App and web page records:
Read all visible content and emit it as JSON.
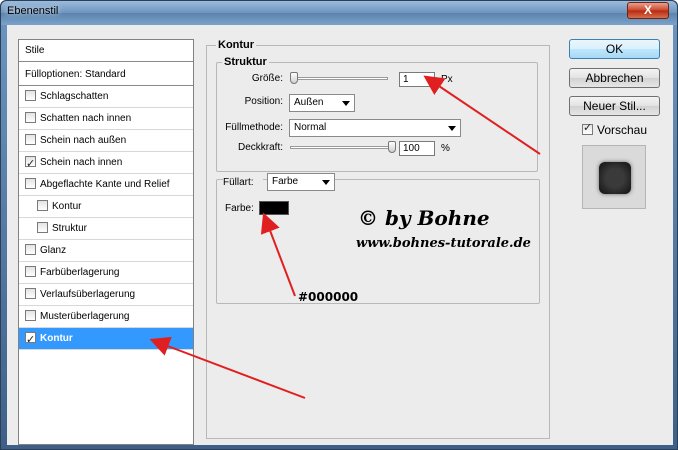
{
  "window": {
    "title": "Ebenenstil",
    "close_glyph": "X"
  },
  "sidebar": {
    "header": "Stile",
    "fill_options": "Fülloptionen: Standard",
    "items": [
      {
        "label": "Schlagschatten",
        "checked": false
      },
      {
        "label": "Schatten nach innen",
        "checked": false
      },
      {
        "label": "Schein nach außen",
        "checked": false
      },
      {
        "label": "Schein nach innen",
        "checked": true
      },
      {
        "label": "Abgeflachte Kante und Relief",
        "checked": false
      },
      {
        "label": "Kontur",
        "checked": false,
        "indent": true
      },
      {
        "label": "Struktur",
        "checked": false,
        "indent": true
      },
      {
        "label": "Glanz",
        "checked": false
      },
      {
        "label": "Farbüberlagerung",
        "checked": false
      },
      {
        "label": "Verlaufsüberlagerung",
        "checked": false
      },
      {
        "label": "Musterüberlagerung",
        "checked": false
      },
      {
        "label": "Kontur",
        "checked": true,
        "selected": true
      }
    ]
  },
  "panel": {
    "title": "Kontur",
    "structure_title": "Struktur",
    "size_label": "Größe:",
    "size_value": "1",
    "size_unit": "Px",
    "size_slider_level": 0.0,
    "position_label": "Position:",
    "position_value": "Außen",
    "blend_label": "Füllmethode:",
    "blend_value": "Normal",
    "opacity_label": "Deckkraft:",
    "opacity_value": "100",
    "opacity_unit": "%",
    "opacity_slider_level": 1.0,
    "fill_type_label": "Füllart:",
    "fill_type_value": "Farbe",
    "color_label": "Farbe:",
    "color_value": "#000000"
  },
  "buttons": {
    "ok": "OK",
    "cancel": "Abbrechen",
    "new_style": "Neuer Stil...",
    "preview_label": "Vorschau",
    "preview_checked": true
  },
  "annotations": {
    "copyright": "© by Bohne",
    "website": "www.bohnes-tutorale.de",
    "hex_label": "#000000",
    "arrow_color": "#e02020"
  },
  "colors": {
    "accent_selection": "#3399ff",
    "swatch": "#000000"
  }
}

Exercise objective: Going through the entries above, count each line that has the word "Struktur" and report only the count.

Written reply: 2